DESCRIPTION OF THE TASK:
The lines wanted are those in the data below that include "underlined".
DATA FOR ANALYSIS Block Start
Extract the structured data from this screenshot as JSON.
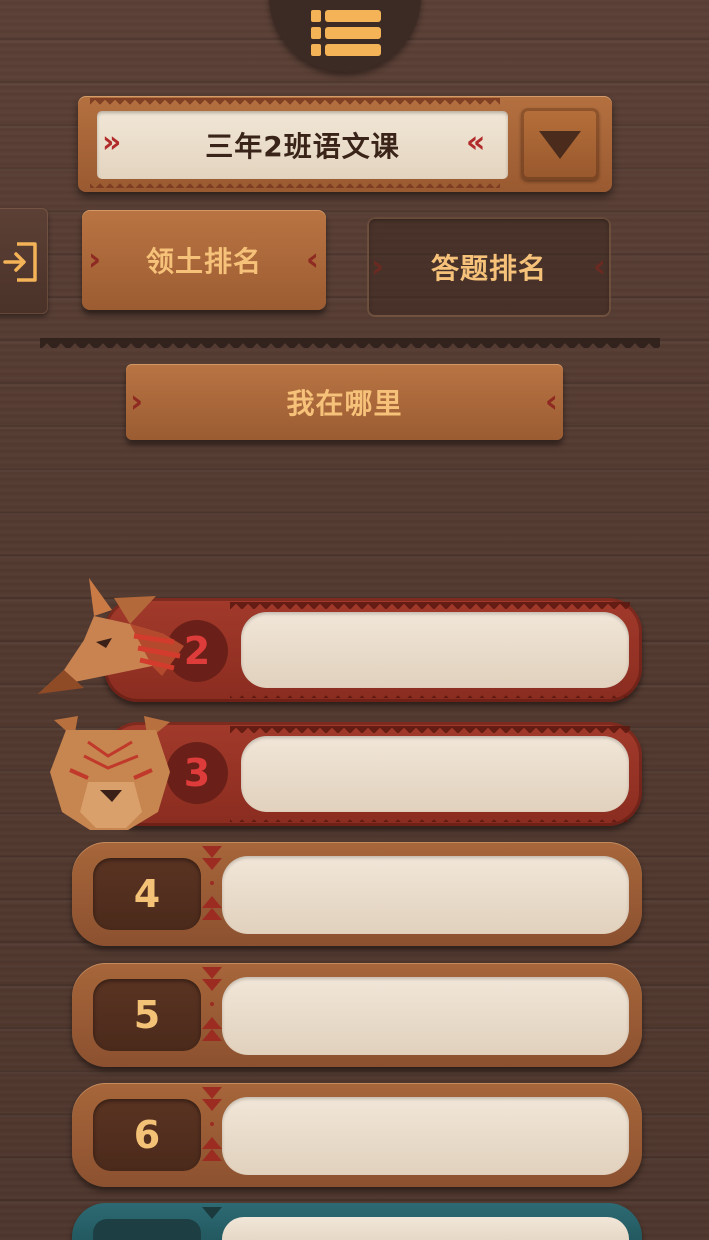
{
  "top_menu": {
    "icon": "menu-list-icon"
  },
  "class_selector": {
    "selected": "三年2班语文课",
    "icon": "dropdown-arrow-icon"
  },
  "exit": {
    "icon": "exit-door-icon"
  },
  "tabs": [
    {
      "label": "领土排名",
      "active": true
    },
    {
      "label": "答题排名",
      "active": false
    }
  ],
  "where_am_i": {
    "label": "我在哪里"
  },
  "rankings": [
    {
      "rank": "2",
      "style": "red",
      "avatar": "wolf-head-icon",
      "name": ""
    },
    {
      "rank": "3",
      "style": "red",
      "avatar": "bear-head-icon",
      "name": ""
    },
    {
      "rank": "4",
      "style": "wood",
      "name": ""
    },
    {
      "rank": "5",
      "style": "wood",
      "name": ""
    },
    {
      "rank": "6",
      "style": "wood",
      "name": ""
    },
    {
      "rank": "",
      "style": "teal",
      "name": ""
    }
  ],
  "colors": {
    "background": "#52392f",
    "button_wood": "#ab673a",
    "button_text": "#f6c27a",
    "accent_red": "#b12b2b",
    "rank_red": "#a23a2b",
    "rank_teal": "#2d6a73"
  }
}
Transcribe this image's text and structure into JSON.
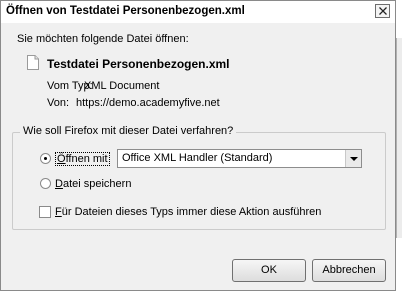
{
  "window": {
    "title": "Öffnen von Testdatei Personenbezogen.xml"
  },
  "intro": "Sie möchten folgende Datei öffnen:",
  "file": {
    "name": "Testdatei Personenbezogen.xml",
    "type_key": "Vom Typ:",
    "type_value": "XML Document",
    "from_key": "Von:",
    "from_value": "https://demo.academyfive.net",
    "icon": "document-icon"
  },
  "group": {
    "legend": "Wie soll Firefox mit dieser Datei verfahren?",
    "open_with": {
      "underlined": "Ö",
      "rest": "ffnen mit",
      "checked": true
    },
    "handler": {
      "selected": "Office XML Handler (Standard)"
    },
    "save_file": {
      "underlined": "D",
      "rest": "atei speichern",
      "checked": false
    },
    "always": {
      "underlined": "F",
      "rest": "ür Dateien dieses Typs immer diese Aktion ausführen",
      "checked": false
    }
  },
  "buttons": {
    "ok": "OK",
    "cancel": "Abbrechen"
  }
}
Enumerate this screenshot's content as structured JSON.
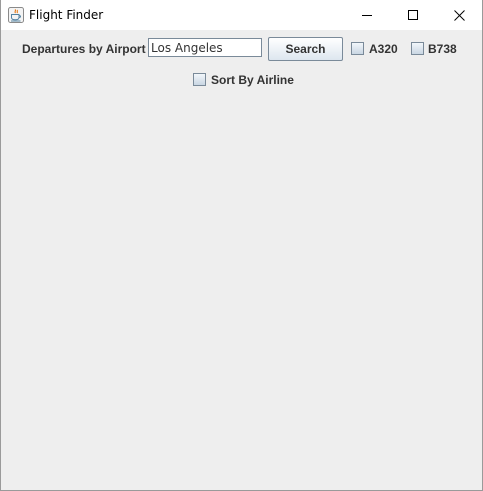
{
  "window": {
    "title": "Flight Finder",
    "app_icon": "java-cup-icon",
    "controls": {
      "minimize_icon": "minimize-icon",
      "maximize_icon": "maximize-icon",
      "close_icon": "close-icon"
    }
  },
  "search_panel": {
    "departures_label": "Departures by Airport",
    "airport_input_value": "Los Angeles",
    "search_button_label": "Search",
    "a320_label": "A320",
    "a320_checked": false,
    "b738_label": "B738",
    "b738_checked": false,
    "sort_by_airline_label": "Sort By Airline",
    "sort_by_airline_checked": false
  },
  "colors": {
    "panel_background": "#eeeeee",
    "titlebar_background": "#ffffff",
    "label_text": "#333333",
    "control_border": "#7a8a99"
  }
}
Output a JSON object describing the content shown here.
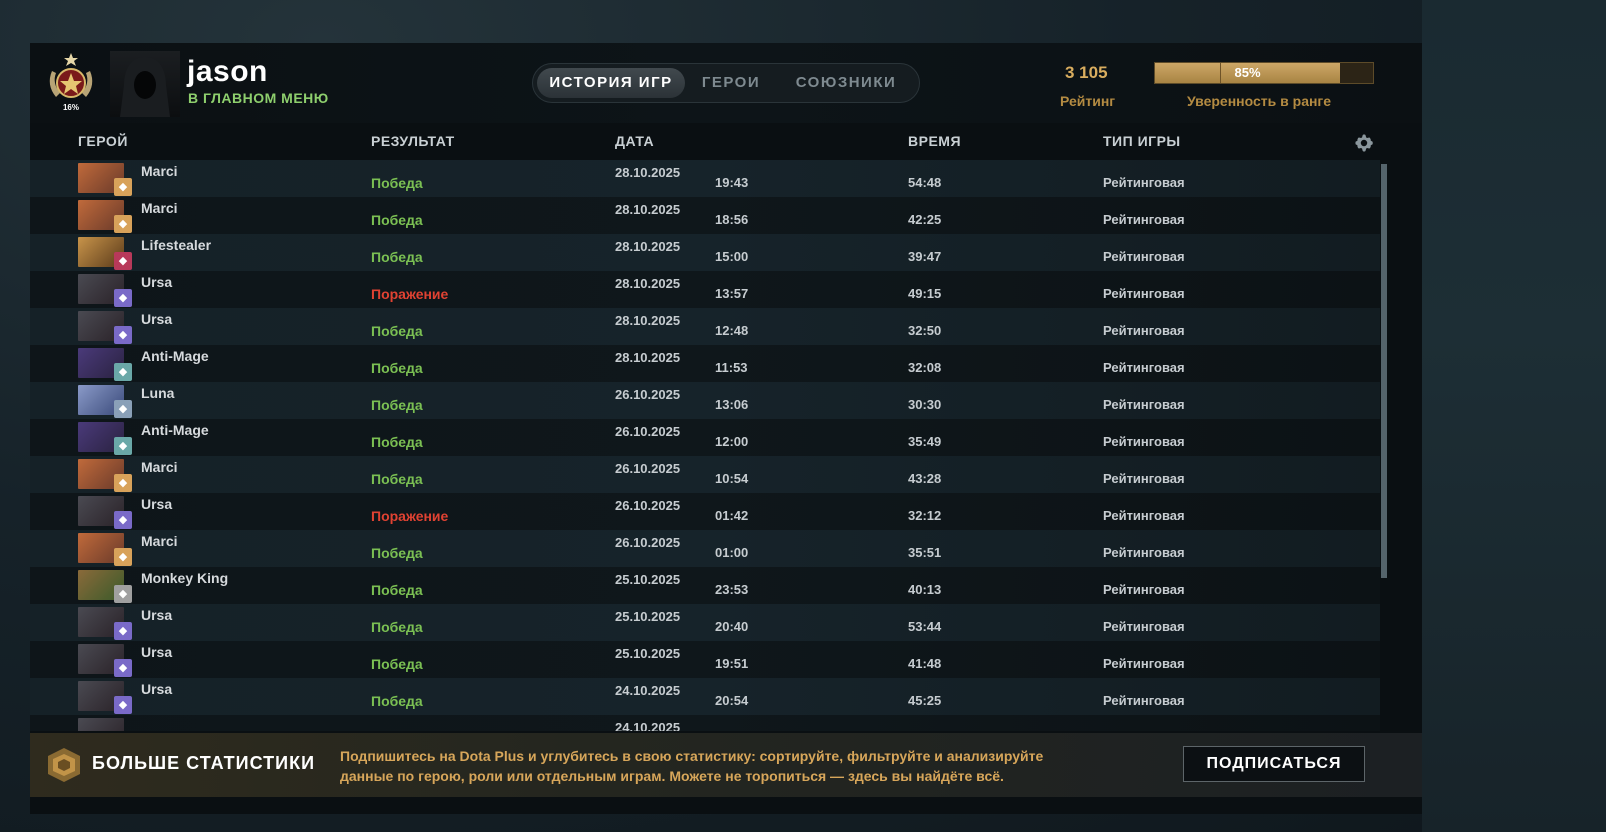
{
  "profile": {
    "name": "jason",
    "status": "В ГЛАВНОМ МЕНЮ",
    "rank_percent": "16%"
  },
  "tabs": [
    {
      "label": "ИСТОРИЯ ИГР",
      "active": true
    },
    {
      "label": "ГЕРОИ",
      "active": false
    },
    {
      "label": "СОЮЗНИКИ",
      "active": false
    }
  ],
  "rating": {
    "value": "3 105",
    "label": "Рейтинг",
    "confidence_text": "85%",
    "confidence_fraction": 0.85,
    "confidence_label": "Уверенность в ранге"
  },
  "columns": {
    "hero": "ГЕРОЙ",
    "result": "РЕЗУЛЬТАТ",
    "date": "ДАТА",
    "time": "ВРЕМЯ",
    "type": "ТИП ИГРЫ"
  },
  "matches": [
    {
      "hero": "Marci",
      "result": "Победа",
      "win": true,
      "date": "28.10.2025",
      "time": "19:43",
      "duration": "54:48",
      "type": "Рейтинговая"
    },
    {
      "hero": "Marci",
      "result": "Победа",
      "win": true,
      "date": "28.10.2025",
      "time": "18:56",
      "duration": "42:25",
      "type": "Рейтинговая"
    },
    {
      "hero": "Lifestealer",
      "result": "Победа",
      "win": true,
      "date": "28.10.2025",
      "time": "15:00",
      "duration": "39:47",
      "type": "Рейтинговая"
    },
    {
      "hero": "Ursa",
      "result": "Поражение",
      "win": false,
      "date": "28.10.2025",
      "time": "13:57",
      "duration": "49:15",
      "type": "Рейтинговая"
    },
    {
      "hero": "Ursa",
      "result": "Победа",
      "win": true,
      "date": "28.10.2025",
      "time": "12:48",
      "duration": "32:50",
      "type": "Рейтинговая"
    },
    {
      "hero": "Anti-Mage",
      "result": "Победа",
      "win": true,
      "date": "28.10.2025",
      "time": "11:53",
      "duration": "32:08",
      "type": "Рейтинговая"
    },
    {
      "hero": "Luna",
      "result": "Победа",
      "win": true,
      "date": "26.10.2025",
      "time": "13:06",
      "duration": "30:30",
      "type": "Рейтинговая"
    },
    {
      "hero": "Anti-Mage",
      "result": "Победа",
      "win": true,
      "date": "26.10.2025",
      "time": "12:00",
      "duration": "35:49",
      "type": "Рейтинговая"
    },
    {
      "hero": "Marci",
      "result": "Победа",
      "win": true,
      "date": "26.10.2025",
      "time": "10:54",
      "duration": "43:28",
      "type": "Рейтинговая"
    },
    {
      "hero": "Ursa",
      "result": "Поражение",
      "win": false,
      "date": "26.10.2025",
      "time": "01:42",
      "duration": "32:12",
      "type": "Рейтинговая"
    },
    {
      "hero": "Marci",
      "result": "Победа",
      "win": true,
      "date": "26.10.2025",
      "time": "01:00",
      "duration": "35:51",
      "type": "Рейтинговая"
    },
    {
      "hero": "Monkey King",
      "result": "Победа",
      "win": true,
      "date": "25.10.2025",
      "time": "23:53",
      "duration": "40:13",
      "type": "Рейтинговая"
    },
    {
      "hero": "Ursa",
      "result": "Победа",
      "win": true,
      "date": "25.10.2025",
      "time": "20:40",
      "duration": "53:44",
      "type": "Рейтинговая"
    },
    {
      "hero": "Ursa",
      "result": "Победа",
      "win": true,
      "date": "25.10.2025",
      "time": "19:51",
      "duration": "41:48",
      "type": "Рейтинговая"
    },
    {
      "hero": "Ursa",
      "result": "Победа",
      "win": true,
      "date": "24.10.2025",
      "time": "20:54",
      "duration": "45:25",
      "type": "Рейтинговая"
    },
    {
      "hero": "",
      "result": "",
      "win": true,
      "date": "24.10.2025",
      "time": "",
      "duration": "",
      "type": ""
    }
  ],
  "hero_colors": {
    "Marci": [
      "#c06a3b",
      "#6a3a2a",
      "#d8a25a"
    ],
    "Lifestealer": [
      "#c8944a",
      "#5a3a1a",
      "#b8395a"
    ],
    "Ursa": [
      "#4a4a52",
      "#2a2228",
      "#7a6ac8"
    ],
    "Anti-Mage": [
      "#4a3a7a",
      "#2a2240",
      "#6aa8a8"
    ],
    "Luna": [
      "#8a9ac8",
      "#3a4a7a",
      "#8aa0b8"
    ],
    "Monkey King": [
      "#8a6a3a",
      "#3a5a2a",
      "#a0a0a0"
    ],
    "": [
      "#4a4a52",
      "#2a2228",
      "#7a6ac8"
    ]
  },
  "footer": {
    "title": "БОЛЬШЕ СТАТИСТИКИ",
    "line1": "Подпишитесь на Dota Plus и углубитесь в свою статистику: сортируйте, фильтруйте и анализируйте",
    "line2": "данные по герою, роли или отдельным играм. Можете не торопиться — здесь вы найдёте всё.",
    "button": "ПОДПИСАТЬСЯ"
  }
}
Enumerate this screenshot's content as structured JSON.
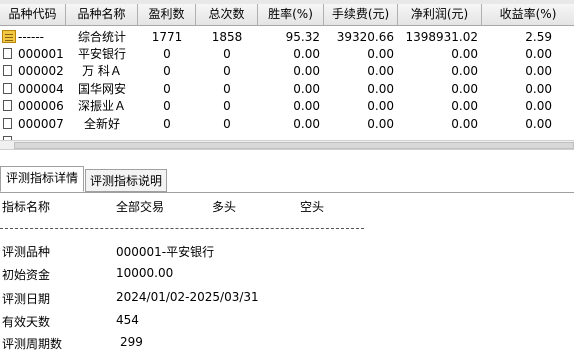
{
  "table": {
    "columns": [
      "品种代码",
      "品种名称",
      "盈利数",
      "总次数",
      "胜率(%)",
      "手续费(元)",
      "净利润(元)",
      "收益率(%)"
    ],
    "rows": [
      {
        "code": "------",
        "name": "综合统计",
        "profit_count": "1771",
        "total_count": "1858",
        "win_rate": "95.32",
        "fee": "39320.66",
        "net_profit": "1398931.02",
        "return_rate": "2.59",
        "icon": "folder-icon"
      },
      {
        "code": "000001",
        "name": "平安银行",
        "profit_count": "0",
        "total_count": "0",
        "win_rate": "0.00",
        "fee": "0.00",
        "net_profit": "0.00",
        "return_rate": "0.00",
        "icon": "item-box-icon"
      },
      {
        "code": "000002",
        "name": "万 科Ａ",
        "profit_count": "0",
        "total_count": "0",
        "win_rate": "0.00",
        "fee": "0.00",
        "net_profit": "0.00",
        "return_rate": "0.00",
        "icon": "item-box-icon"
      },
      {
        "code": "000004",
        "name": "国华网安",
        "profit_count": "0",
        "total_count": "0",
        "win_rate": "0.00",
        "fee": "0.00",
        "net_profit": "0.00",
        "return_rate": "0.00",
        "icon": "item-box-icon"
      },
      {
        "code": "000006",
        "name": "深振业Ａ",
        "profit_count": "0",
        "total_count": "0",
        "win_rate": "0.00",
        "fee": "0.00",
        "net_profit": "0.00",
        "return_rate": "0.00",
        "icon": "item-box-icon"
      },
      {
        "code": "000007",
        "name": "全新好",
        "profit_count": "0",
        "total_count": "0",
        "win_rate": "0.00",
        "fee": "0.00",
        "net_profit": "0.00",
        "return_rate": "0.00",
        "icon": "item-box-icon"
      }
    ]
  },
  "tabs": [
    {
      "label": "评测指标详情",
      "active": true
    },
    {
      "label": "评测指标说明",
      "active": false
    }
  ],
  "detail": {
    "header": {
      "name_label": "指标名称",
      "all_label": "全部交易",
      "long_label": "多头",
      "short_label": "空头"
    },
    "items": [
      {
        "label": "评测品种",
        "value": "000001-平安银行"
      },
      {
        "label": "初始资金",
        "value": "10000.00"
      },
      {
        "label": "评测日期",
        "value": "2024/01/02-2025/03/31"
      },
      {
        "label": "有效天数",
        "value": "454"
      },
      {
        "label": "评测周期数",
        "value": "299"
      }
    ]
  },
  "colors": {
    "header_bg": "#e8e8e8",
    "folder": "#f2c744"
  }
}
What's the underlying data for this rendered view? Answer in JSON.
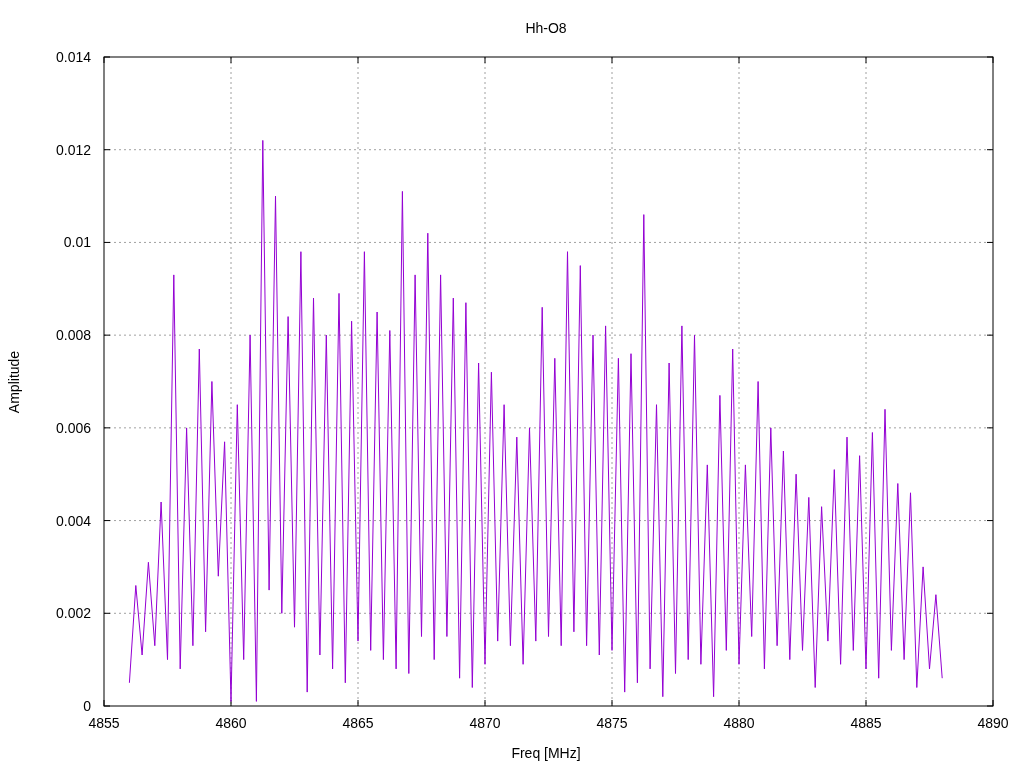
{
  "chart": {
    "chart_data": {
      "type": "line",
      "grid": true,
      "title": "Hh-O8",
      "xlabel": "Freq [MHz]",
      "ylabel": "Amplitude",
      "xlim": [
        4855,
        4890
      ],
      "ylim": [
        0,
        0.014
      ],
      "xticks": [
        4855,
        4860,
        4865,
        4870,
        4875,
        4880,
        4885,
        4890
      ],
      "yticks": [
        {
          "value": 0,
          "label": "0"
        },
        {
          "value": 0.002,
          "label": "0.002"
        },
        {
          "value": 0.004,
          "label": "0.004"
        },
        {
          "value": 0.006,
          "label": "0.006"
        },
        {
          "value": 0.008,
          "label": "0.008"
        },
        {
          "value": 0.01,
          "label": "0.01"
        },
        {
          "value": 0.012,
          "label": "0.012"
        },
        {
          "value": 0.014,
          "label": "0.014"
        }
      ],
      "x": [
        4856,
        4856.25,
        4856.5,
        4856.75,
        4857,
        4857.25,
        4857.5,
        4857.75,
        4858,
        4858.25,
        4858.5,
        4858.75,
        4859,
        4859.25,
        4859.5,
        4859.75,
        4860,
        4860.25,
        4860.5,
        4860.75,
        4861,
        4861.25,
        4861.5,
        4861.75,
        4862,
        4862.25,
        4862.5,
        4862.75,
        4863,
        4863.25,
        4863.5,
        4863.75,
        4864,
        4864.25,
        4864.5,
        4864.75,
        4865,
        4865.25,
        4865.5,
        4865.75,
        4866,
        4866.25,
        4866.5,
        4866.75,
        4867,
        4867.25,
        4867.5,
        4867.75,
        4868,
        4868.25,
        4868.5,
        4868.75,
        4869,
        4869.25,
        4869.5,
        4869.75,
        4870,
        4870.25,
        4870.5,
        4870.75,
        4871,
        4871.25,
        4871.5,
        4871.75,
        4872,
        4872.25,
        4872.5,
        4872.75,
        4873,
        4873.25,
        4873.5,
        4873.75,
        4874,
        4874.25,
        4874.5,
        4874.75,
        4875,
        4875.25,
        4875.5,
        4875.75,
        4876,
        4876.25,
        4876.5,
        4876.75,
        4877,
        4877.25,
        4877.5,
        4877.75,
        4878,
        4878.25,
        4878.5,
        4878.75,
        4879,
        4879.25,
        4879.5,
        4879.75,
        4880,
        4880.25,
        4880.5,
        4880.75,
        4881,
        4881.25,
        4881.5,
        4881.75,
        4882,
        4882.25,
        4882.5,
        4882.75,
        4883,
        4883.25,
        4883.5,
        4883.75,
        4884,
        4884.25,
        4884.5,
        4884.75,
        4885,
        4885.25,
        4885.5,
        4885.75,
        4886,
        4886.25,
        4886.5,
        4886.75,
        4887,
        4887.25,
        4887.5,
        4887.75,
        4888
      ],
      "series": [
        {
          "color": "#9400d3",
          "values": [
            0.0005,
            0.0026,
            0.0011,
            0.0031,
            0.0013,
            0.0044,
            0.001,
            0.0093,
            0.0008,
            0.006,
            0.0013,
            0.0077,
            0.0016,
            0.007,
            0.0028,
            0.0057,
            0.0001,
            0.0065,
            0.001,
            0.008,
            0.0001,
            0.0122,
            0.0025,
            0.011,
            0.002,
            0.0084,
            0.0017,
            0.0098,
            0.0003,
            0.0088,
            0.0011,
            0.008,
            0.0008,
            0.0089,
            0.0005,
            0.0083,
            0.0014,
            0.0098,
            0.0012,
            0.0085,
            0.001,
            0.0081,
            0.0008,
            0.0111,
            0.0007,
            0.0093,
            0.0015,
            0.0102,
            0.001,
            0.0093,
            0.0015,
            0.0088,
            0.0006,
            0.0087,
            0.0004,
            0.0074,
            0.0009,
            0.0072,
            0.0014,
            0.0065,
            0.0013,
            0.0058,
            0.0009,
            0.006,
            0.0014,
            0.0086,
            0.0015,
            0.0075,
            0.0013,
            0.0098,
            0.0016,
            0.0095,
            0.0013,
            0.008,
            0.0011,
            0.0082,
            0.0012,
            0.0075,
            0.0003,
            0.0076,
            0.0005,
            0.0106,
            0.0008,
            0.0065,
            0.0002,
            0.0074,
            0.0007,
            0.0082,
            0.001,
            0.008,
            0.0009,
            0.0052,
            0.0002,
            0.0067,
            0.0012,
            0.0077,
            0.0009,
            0.0052,
            0.0015,
            0.007,
            0.0008,
            0.006,
            0.0013,
            0.0055,
            0.001,
            0.005,
            0.0012,
            0.0045,
            0.0004,
            0.0043,
            0.0014,
            0.0051,
            0.0009,
            0.0058,
            0.0012,
            0.0054,
            0.0008,
            0.0059,
            0.0006,
            0.0064,
            0.0012,
            0.0048,
            0.001,
            0.0046,
            0.0004,
            0.003,
            0.0008,
            0.0024,
            0.0006
          ]
        }
      ]
    }
  }
}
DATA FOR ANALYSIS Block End
ANSWER TO THIS PROBLEM:
      "underlined": "Ö",
      "underlined": "D",
      "underlined": "F",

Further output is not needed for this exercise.